§ **Data to examine**
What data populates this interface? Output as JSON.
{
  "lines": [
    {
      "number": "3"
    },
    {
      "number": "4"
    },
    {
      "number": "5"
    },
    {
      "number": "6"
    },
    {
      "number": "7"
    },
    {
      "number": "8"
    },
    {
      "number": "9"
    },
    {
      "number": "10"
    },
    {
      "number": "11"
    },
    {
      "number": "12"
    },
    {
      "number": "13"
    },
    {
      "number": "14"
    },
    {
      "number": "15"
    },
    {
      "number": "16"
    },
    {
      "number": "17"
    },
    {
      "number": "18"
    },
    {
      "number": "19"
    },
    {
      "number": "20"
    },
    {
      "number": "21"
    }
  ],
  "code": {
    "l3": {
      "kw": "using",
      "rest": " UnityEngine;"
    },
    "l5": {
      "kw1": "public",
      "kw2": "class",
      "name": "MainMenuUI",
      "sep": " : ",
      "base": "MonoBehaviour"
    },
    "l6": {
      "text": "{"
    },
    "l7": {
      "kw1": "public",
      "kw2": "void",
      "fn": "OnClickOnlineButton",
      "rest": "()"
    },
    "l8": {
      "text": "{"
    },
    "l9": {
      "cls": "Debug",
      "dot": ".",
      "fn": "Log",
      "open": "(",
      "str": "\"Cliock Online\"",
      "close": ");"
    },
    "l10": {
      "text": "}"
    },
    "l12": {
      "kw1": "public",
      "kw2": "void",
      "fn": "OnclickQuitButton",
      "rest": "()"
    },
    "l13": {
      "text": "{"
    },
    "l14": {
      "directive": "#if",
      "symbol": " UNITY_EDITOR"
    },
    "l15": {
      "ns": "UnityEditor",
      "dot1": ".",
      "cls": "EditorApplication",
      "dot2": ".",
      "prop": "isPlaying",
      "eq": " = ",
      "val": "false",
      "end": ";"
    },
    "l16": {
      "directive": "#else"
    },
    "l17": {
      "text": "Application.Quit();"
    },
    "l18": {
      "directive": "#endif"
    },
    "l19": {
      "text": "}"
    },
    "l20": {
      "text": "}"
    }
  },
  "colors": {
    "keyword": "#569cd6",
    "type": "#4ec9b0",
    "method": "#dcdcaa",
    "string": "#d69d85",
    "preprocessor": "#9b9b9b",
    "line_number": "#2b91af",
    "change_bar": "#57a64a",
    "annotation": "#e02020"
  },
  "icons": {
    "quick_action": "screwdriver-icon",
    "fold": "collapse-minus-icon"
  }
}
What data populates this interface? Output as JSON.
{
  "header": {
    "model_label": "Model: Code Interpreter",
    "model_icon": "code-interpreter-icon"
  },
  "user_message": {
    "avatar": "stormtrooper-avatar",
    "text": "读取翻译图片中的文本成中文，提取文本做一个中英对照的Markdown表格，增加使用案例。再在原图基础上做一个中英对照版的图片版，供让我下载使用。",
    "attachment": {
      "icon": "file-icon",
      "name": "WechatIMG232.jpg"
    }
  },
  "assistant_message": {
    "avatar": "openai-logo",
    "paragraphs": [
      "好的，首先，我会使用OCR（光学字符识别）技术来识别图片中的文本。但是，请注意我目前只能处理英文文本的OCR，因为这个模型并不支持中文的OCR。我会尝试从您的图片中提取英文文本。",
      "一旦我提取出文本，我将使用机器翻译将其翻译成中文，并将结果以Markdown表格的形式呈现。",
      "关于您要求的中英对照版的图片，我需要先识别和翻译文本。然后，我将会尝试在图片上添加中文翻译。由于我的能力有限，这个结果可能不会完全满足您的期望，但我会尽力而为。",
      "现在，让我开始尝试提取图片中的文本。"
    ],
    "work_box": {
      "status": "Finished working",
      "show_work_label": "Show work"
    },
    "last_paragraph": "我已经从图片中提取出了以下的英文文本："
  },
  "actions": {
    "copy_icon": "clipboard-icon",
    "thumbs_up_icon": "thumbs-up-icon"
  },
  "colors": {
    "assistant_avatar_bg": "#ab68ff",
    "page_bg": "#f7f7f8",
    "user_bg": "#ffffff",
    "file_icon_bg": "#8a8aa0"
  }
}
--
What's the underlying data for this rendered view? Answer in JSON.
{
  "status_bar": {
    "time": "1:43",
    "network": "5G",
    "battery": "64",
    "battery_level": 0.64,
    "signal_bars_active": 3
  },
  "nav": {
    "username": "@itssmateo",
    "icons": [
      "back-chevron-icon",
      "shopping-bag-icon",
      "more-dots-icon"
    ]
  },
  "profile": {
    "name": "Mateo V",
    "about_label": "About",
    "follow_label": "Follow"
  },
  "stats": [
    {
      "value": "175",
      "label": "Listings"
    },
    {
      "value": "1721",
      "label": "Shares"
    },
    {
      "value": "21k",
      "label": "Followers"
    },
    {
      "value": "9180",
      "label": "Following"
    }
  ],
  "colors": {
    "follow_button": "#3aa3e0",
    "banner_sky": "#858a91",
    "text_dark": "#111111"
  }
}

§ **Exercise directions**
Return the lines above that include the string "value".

§ **Completed exercise**
      "value": "175",
      "value": "1721",
      "value": "21k",
      "value": "9180",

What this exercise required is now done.